Recruitment Status  ICMJE Completed
Actual Enrollment  ICMJE
 (submitted: January 7, 2011)
3659
Original Enrollment  ICMJE
 (submitted: September 10, 2005)
3600
Actual Study Completion Date  ICMJE June 2010
Actual Primary Completion Date June 2010   (Final data collection date for primary outcome measure)
Eligibility Criteria  ICMJE

Inclusion Criteria:

  1. Patient is >/= 18 years of age
  2. Actual body weight is >/= 45 kg
  3. Admission to ICU expected to be >/= 72 hours in duration

Exclusion Criteria:

  1. Neurosurgery within last 3 months
  2. Ischemic stroke within last 3 months
  3. Intracranial hemorrhage within last 3 months
  4. Systolic Blood Pressure >/= 180mm Hg, Diastolic Blood Pressure >/= 110mm Hg for >/= 12 hours requiring vasoactive drug infusion
  5. Major hemorrhage within last week unless definitively treated
  6. Coagulopathy as defined by INR >/= 2 times upper limit of normal [ULN], or PTT >/= 2 times ULN, at time of screening
  7. Thrombocytopenia defined as platelet count </= 75 x 109/L, at time of screening
  8. Other heparin contraindications (e.g., HIT, pregnancy, lactating)
  9. Contraindication to blood products (e.g., Jehovah's Witness)
  10. Unable to perform lower limb ultrasound (e.g., bilateral above the knee amputation, or severe distal extremity burns)
  11. Limitation of life support, Life expectancy </= 14 days, or palliative care
  12. Contamination (e.g., >/= 3 doses of LMWH during this ICU admission)
  13. Lack of informed consent
Sex/Gender  ICMJE
Sexes Eligible for Study: All
Ages  ICMJE 18 Years and older   (Adult, Older Adult)
Accepts Healthy Volunteers  ICMJE No
Contacts  ICMJE Contact information is only displayed when the study is recruiting subjects
Listed Location Countries  ICMJE Australia,   Brazil,   Canada,   Saudi Arabia,   United Kingdom,   United States
Removed Location Countries Singapore
 
Administrative Information
NCT Number  ICMJE NCT00182143
Other Study ID Numbers  ICMJE ISRCTN54618366
Has Data Monitoring Committee Yes
U.S. FDA-regulated Product Not Provided
IPD Sharing Statement  ICMJE Not Provided
Responsible Party McMaster University
Study Sponsor  ICMJE McMaster University
Collaborators  ICMJE
  • Canadian Institutes of Health Research (CIHR)
  • Canadian Critical Care Trials Group
  • Australian and New Zealand Intensive Care Society Clinical Trials Group
Investigators  ICMJE
Principal Investigator: Deborah J Cook, MD McMaster University
PRS Account McMaster University
Verification Date October 2007
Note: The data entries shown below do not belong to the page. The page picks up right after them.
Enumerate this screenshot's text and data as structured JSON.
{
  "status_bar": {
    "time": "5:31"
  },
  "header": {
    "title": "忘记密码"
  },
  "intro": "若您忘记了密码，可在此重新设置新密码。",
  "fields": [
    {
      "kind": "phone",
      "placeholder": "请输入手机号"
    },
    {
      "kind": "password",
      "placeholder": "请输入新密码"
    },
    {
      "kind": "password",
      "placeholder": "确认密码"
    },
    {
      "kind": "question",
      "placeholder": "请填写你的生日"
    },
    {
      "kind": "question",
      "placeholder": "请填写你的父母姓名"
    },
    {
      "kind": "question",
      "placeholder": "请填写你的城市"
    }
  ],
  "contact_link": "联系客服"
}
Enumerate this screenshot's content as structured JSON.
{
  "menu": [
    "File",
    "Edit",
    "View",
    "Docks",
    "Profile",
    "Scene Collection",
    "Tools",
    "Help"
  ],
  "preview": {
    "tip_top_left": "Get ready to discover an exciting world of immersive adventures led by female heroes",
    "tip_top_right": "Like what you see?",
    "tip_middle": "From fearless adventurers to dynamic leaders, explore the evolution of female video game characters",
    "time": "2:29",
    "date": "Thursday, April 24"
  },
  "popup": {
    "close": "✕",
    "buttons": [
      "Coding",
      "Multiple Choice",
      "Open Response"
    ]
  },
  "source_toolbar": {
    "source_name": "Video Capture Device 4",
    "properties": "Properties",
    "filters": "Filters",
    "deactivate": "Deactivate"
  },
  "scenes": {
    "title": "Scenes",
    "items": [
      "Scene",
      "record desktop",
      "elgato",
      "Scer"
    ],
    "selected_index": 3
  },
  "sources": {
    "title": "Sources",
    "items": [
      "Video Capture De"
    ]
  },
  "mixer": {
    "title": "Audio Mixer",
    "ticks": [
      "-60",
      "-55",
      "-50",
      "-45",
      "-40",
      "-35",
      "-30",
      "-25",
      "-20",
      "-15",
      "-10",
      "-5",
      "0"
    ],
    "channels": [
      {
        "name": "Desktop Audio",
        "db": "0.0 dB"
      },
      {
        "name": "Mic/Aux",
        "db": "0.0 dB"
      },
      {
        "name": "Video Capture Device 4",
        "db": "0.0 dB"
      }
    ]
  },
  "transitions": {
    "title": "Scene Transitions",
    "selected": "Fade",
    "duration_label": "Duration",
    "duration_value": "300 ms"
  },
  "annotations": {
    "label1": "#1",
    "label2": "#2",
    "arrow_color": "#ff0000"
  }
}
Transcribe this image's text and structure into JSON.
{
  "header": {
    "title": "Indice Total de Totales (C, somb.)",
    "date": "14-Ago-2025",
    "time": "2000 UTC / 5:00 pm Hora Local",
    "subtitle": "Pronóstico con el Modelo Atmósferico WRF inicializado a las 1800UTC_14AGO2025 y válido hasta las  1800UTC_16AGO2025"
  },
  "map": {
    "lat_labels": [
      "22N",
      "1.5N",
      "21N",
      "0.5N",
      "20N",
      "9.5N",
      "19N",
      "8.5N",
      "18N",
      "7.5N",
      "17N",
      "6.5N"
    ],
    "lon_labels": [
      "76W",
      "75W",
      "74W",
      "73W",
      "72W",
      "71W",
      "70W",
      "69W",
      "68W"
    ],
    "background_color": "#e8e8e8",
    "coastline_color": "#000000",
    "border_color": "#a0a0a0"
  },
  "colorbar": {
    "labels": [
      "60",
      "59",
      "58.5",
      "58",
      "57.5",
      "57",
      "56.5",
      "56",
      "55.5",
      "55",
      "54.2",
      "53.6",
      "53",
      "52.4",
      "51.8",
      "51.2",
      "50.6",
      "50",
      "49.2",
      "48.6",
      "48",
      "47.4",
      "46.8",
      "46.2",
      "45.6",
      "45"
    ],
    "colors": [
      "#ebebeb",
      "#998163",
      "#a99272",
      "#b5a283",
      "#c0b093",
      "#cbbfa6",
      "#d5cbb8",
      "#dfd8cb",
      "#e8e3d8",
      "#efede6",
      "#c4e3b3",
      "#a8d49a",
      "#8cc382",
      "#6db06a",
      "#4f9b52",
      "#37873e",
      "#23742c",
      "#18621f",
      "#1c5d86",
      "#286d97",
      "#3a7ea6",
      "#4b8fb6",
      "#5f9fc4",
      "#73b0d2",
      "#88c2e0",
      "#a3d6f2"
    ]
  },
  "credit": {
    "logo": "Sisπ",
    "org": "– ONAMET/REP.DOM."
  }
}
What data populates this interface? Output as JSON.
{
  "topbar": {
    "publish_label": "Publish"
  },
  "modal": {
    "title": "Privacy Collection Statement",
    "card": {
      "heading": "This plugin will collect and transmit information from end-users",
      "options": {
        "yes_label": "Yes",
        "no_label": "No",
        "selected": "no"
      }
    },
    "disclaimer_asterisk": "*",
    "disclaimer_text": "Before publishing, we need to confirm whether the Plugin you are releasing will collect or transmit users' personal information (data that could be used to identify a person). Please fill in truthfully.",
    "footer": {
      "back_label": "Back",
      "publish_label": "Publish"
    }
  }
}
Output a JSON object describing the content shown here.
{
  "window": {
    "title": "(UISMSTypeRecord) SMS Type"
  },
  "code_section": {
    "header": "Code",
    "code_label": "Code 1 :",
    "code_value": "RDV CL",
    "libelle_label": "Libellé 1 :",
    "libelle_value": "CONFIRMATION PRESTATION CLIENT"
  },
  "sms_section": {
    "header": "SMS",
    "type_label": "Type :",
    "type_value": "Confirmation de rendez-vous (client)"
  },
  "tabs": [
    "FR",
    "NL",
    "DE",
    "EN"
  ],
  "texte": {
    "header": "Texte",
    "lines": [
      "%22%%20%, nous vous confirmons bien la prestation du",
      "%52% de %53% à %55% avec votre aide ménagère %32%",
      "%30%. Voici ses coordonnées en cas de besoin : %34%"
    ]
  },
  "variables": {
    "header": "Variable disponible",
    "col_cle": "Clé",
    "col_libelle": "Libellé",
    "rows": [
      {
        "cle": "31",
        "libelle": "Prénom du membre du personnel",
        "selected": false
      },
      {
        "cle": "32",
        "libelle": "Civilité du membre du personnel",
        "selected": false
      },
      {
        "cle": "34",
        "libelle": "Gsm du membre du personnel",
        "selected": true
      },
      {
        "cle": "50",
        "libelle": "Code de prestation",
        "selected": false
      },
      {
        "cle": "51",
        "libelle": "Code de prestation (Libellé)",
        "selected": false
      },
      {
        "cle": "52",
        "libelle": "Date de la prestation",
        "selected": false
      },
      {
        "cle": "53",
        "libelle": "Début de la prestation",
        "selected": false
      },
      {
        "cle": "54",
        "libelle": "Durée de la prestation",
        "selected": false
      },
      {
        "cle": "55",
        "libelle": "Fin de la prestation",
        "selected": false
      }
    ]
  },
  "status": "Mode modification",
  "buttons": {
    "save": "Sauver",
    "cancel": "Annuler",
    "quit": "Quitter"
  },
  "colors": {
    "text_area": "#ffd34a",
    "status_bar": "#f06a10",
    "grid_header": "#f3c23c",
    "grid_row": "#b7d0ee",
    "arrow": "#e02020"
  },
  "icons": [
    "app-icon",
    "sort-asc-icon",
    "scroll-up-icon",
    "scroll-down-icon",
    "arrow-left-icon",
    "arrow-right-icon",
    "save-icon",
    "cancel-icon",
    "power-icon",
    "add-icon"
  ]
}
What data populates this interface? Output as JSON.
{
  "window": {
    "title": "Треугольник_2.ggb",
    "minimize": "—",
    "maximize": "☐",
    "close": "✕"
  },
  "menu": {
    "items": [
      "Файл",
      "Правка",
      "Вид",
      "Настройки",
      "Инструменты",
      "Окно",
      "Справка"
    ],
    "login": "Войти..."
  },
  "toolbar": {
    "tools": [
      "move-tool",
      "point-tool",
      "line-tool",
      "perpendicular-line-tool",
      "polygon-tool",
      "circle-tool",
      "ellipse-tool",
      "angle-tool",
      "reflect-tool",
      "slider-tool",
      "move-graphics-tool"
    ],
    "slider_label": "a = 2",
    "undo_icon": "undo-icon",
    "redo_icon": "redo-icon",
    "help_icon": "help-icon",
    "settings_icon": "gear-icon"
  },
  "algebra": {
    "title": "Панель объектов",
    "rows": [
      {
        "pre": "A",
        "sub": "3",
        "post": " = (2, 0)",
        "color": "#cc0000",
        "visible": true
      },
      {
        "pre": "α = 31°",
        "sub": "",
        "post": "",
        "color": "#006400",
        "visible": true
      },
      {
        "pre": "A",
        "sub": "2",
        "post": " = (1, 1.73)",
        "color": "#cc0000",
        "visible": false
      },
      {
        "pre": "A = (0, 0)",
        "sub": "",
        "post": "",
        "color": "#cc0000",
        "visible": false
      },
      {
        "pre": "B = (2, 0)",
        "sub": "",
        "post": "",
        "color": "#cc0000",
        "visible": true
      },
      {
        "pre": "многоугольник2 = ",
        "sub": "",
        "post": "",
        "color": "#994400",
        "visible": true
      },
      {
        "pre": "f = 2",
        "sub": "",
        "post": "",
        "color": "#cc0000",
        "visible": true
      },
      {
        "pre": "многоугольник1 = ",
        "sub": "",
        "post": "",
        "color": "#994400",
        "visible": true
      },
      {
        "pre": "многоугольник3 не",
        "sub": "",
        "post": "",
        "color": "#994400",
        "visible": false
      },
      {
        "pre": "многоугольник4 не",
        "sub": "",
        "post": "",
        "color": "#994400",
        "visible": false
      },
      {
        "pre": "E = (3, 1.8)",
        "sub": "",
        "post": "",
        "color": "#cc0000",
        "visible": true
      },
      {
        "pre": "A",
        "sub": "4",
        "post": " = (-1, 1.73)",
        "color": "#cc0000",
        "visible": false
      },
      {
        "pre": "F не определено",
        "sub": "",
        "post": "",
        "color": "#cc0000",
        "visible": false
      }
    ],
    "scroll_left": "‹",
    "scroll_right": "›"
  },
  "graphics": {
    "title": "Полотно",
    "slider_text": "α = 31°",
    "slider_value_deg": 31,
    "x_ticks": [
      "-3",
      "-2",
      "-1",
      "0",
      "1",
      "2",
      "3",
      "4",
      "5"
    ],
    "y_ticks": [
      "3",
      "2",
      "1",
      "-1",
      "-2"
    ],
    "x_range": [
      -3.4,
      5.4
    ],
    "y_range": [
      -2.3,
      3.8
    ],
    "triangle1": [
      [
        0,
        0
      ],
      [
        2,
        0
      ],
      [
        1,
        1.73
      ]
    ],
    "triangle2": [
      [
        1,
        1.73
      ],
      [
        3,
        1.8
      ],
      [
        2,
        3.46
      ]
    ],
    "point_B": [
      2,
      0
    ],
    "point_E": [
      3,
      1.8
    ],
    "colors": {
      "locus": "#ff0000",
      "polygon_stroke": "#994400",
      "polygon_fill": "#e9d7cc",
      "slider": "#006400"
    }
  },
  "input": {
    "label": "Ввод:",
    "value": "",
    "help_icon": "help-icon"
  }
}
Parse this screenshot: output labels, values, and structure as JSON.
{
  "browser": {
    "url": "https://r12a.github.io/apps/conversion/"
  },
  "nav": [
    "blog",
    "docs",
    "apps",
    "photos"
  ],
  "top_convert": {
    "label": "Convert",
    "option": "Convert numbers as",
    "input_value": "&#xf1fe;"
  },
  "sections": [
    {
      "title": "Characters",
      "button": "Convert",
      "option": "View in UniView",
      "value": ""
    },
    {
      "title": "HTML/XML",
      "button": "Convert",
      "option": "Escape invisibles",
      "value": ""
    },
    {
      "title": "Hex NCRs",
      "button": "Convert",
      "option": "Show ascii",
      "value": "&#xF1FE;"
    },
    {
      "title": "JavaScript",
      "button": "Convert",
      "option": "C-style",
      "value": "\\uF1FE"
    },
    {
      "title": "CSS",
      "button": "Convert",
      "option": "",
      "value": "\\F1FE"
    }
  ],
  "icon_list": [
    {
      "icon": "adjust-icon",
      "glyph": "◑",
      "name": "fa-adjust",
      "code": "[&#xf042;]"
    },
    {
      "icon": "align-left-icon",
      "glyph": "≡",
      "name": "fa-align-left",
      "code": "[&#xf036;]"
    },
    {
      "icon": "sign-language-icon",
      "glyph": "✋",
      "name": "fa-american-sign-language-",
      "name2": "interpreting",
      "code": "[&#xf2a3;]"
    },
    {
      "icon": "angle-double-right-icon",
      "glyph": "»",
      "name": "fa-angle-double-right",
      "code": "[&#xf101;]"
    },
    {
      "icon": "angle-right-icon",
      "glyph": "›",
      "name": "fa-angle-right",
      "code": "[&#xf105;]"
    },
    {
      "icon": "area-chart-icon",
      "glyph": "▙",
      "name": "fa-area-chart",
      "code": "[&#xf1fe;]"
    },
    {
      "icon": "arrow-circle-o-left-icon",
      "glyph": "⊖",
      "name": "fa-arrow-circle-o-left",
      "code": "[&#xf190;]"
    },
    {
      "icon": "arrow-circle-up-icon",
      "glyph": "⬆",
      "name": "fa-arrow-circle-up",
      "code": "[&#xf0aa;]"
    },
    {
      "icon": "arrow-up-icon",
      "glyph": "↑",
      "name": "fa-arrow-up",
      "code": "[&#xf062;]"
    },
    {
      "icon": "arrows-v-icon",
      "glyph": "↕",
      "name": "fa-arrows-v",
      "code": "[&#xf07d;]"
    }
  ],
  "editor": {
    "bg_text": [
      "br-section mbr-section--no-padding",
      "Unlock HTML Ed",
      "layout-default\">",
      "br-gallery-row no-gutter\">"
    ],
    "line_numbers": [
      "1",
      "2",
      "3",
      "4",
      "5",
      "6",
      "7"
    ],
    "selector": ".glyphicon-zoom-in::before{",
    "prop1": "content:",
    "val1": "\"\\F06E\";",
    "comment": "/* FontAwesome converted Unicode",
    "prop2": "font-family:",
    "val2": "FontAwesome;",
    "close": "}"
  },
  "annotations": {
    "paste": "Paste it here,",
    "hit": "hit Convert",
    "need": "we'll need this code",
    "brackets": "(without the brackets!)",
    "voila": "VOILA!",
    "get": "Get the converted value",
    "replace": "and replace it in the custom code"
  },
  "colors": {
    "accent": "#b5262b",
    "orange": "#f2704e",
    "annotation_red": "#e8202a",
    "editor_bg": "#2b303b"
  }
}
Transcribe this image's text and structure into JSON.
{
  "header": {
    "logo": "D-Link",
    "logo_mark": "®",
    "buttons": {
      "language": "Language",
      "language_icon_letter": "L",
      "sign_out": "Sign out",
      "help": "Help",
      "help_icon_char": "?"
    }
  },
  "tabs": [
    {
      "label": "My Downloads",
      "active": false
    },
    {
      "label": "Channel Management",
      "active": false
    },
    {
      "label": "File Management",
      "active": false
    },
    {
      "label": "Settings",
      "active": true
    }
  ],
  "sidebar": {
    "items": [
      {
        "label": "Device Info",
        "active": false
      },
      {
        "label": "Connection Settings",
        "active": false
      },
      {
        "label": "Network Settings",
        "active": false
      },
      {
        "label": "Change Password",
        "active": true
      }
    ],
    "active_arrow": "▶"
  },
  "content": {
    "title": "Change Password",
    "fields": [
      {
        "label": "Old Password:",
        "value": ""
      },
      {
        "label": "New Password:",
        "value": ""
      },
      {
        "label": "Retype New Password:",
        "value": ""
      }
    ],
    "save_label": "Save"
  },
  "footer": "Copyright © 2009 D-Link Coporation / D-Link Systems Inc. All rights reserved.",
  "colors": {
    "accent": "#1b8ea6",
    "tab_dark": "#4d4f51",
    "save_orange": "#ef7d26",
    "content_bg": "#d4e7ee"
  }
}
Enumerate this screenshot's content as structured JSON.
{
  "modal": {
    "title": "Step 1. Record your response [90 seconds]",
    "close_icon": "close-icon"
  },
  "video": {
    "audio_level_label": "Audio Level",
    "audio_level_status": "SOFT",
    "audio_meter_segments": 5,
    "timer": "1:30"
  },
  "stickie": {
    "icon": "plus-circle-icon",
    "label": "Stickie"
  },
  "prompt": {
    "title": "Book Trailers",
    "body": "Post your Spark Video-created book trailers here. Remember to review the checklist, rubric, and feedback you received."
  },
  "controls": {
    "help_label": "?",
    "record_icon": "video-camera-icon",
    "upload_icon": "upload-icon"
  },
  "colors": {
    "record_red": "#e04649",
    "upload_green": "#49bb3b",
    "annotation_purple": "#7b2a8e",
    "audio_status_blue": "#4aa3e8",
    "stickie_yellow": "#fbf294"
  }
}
ICMJE     Data element required by the International Committee of Medical Journal Editors and the World Health Organization ICTRP